- [Task to carry out] Each line containing the word "value" must be copied from the material below.

--------------------------------

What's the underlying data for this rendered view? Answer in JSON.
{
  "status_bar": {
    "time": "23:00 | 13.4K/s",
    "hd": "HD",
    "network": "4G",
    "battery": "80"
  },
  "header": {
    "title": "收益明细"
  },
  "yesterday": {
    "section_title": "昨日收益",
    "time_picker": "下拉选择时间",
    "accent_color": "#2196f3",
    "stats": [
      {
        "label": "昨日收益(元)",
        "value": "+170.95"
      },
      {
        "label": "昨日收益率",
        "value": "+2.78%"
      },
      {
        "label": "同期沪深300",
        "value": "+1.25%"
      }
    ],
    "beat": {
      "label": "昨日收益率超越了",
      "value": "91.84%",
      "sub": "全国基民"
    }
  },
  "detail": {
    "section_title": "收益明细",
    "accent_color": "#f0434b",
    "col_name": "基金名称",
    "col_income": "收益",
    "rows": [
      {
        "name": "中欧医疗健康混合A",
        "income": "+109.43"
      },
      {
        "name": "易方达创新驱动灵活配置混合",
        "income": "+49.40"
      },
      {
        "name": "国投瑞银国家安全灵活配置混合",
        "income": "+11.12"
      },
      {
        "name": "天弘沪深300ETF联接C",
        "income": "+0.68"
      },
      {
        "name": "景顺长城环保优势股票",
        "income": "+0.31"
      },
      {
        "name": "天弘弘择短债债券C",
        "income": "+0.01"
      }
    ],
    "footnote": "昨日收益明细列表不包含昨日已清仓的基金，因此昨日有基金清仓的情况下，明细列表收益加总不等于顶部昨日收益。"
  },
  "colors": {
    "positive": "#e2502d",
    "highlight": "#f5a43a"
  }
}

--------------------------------

- [Your solution]
        "value": "+170.95"
        "value": "+2.78%"
        "value": "+1.25%"
      "value": "91.84%",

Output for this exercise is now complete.